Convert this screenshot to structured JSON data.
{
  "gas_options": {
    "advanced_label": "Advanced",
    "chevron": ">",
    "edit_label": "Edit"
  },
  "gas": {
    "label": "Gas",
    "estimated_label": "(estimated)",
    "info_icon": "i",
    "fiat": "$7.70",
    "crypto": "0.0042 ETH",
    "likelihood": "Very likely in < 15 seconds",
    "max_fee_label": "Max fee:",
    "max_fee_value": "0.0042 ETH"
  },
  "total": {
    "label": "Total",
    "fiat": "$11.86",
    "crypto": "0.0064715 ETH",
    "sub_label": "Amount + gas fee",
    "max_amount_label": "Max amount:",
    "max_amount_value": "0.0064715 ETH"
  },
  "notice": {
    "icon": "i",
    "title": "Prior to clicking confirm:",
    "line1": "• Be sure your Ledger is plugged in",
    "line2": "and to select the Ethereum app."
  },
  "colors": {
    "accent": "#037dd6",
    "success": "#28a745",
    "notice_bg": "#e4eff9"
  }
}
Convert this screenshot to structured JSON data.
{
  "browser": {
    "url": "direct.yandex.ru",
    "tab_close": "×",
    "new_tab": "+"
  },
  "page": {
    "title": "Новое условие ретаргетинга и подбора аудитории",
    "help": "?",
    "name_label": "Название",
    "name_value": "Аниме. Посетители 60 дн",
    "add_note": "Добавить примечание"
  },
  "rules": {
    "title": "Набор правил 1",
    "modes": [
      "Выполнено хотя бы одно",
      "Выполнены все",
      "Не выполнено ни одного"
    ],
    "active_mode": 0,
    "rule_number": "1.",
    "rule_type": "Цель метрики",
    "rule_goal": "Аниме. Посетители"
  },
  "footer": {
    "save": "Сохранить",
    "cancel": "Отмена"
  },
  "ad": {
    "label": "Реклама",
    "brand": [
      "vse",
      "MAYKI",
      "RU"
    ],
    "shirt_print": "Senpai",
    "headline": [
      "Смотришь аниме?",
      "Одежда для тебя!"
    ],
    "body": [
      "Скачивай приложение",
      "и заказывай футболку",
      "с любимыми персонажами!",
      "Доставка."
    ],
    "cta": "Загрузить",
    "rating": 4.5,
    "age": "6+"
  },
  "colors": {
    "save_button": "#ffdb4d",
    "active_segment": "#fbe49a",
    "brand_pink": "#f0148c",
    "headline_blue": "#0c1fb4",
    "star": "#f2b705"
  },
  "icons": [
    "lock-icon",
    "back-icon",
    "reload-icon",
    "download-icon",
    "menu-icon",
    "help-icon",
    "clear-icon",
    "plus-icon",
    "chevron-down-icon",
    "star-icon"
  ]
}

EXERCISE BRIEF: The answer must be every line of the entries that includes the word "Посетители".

REPLY TO THE EXERCISE:
    "name_value": "Аниме. Посетители 60 дн",
    "rule_goal": "Аниме. Посетители"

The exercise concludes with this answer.